From the "how do they get away with that?" department

Just heard Michael O'Leary on the radio this morning. I don't think I have ever heard anyone who could rival O'Leary for the logical contortions he is willing to conduct to justify himself. This morning it was about the Lisbon Referendum and how he is campaigning for a Yes vote (is he using shareholders' funds???), when following the first failed referendum he was arguing that there shouldn't be a second one - because the people have spoken and they said NO!

His logic being; "well there is going to be one now, so I am going to tell everyone they should vote yes". When a more logical position would surely be "well, I was against a second referendum because people voted no and I don't like this idea of double jeopardy, so I would urge everyone to vote no again to effectively render it void". Maybe its just me.

But that is just some topical flavour of a man we all know and love. The meat of this post is the relatively recent change in Ryanair pricing. It is well understood that Ryanair are no frills and follow a business model where the strip out any frills from core fares and so deliver the core service at as low a cost as possible, while reserving the option of charging like a wounded bull where the can get away with it.

I admire that model. It is not the only model, but a strong one. And as a consumer it gives me ample opportunity to minimise cost by planning carefully (book well in advance) and studiously avoid the add ons. And when I see Ryanair trumpet some ridiculously low fare I know that it means without any of these "luxuries". I know that if I book ahead of time and plan my travel I can avail of the price advertised and only have to pay taxes on top.

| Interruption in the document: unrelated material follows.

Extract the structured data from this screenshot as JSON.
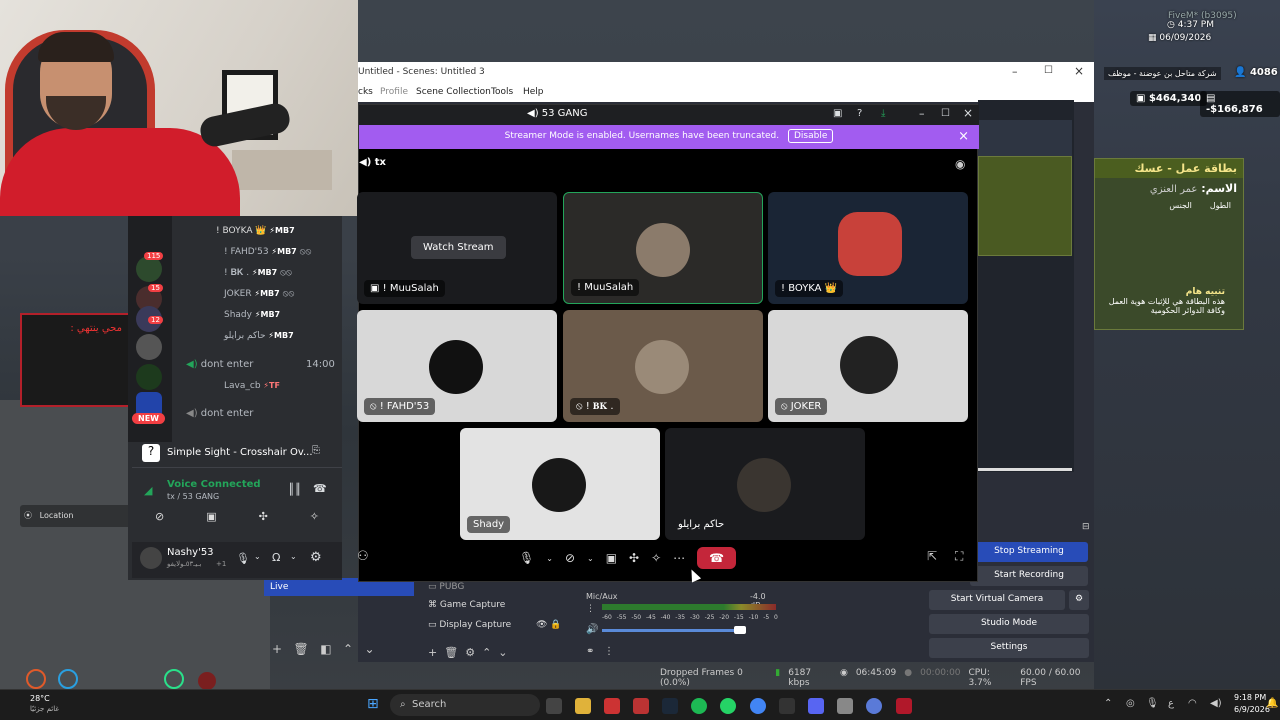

But something has changed. Ryanair have made a small, but very significant change. At the end of my booking I get to select my preferred method of check-in. To check in at a desk on departure will cost €20. Fine, I can avoid that. Option 2 is check in on-line for €5. There is no option 3.

Here is the point at which Mr O'Leary is taking the piss completely and displaying another one of those yogaeque positions in logic. On one had he is saying I can buy a ticket for, say, €20 (subject to taxes). Then, with a completely straight face he is telling me that if I want to enjoy the luxury of actually boarding the plane it will cost a minimum of €5 extra.

I would call this a case of misrepresentation. Surely a "fare" must include full payment for the minimum services necessary for travel. In this case, some form of check-in. If it doesn't, then the "fare" quoted is a lie.

So how does he get away with that?

1 comment:

What Goes Up... said...

The €5 seems to be integrated back into the booking stage now.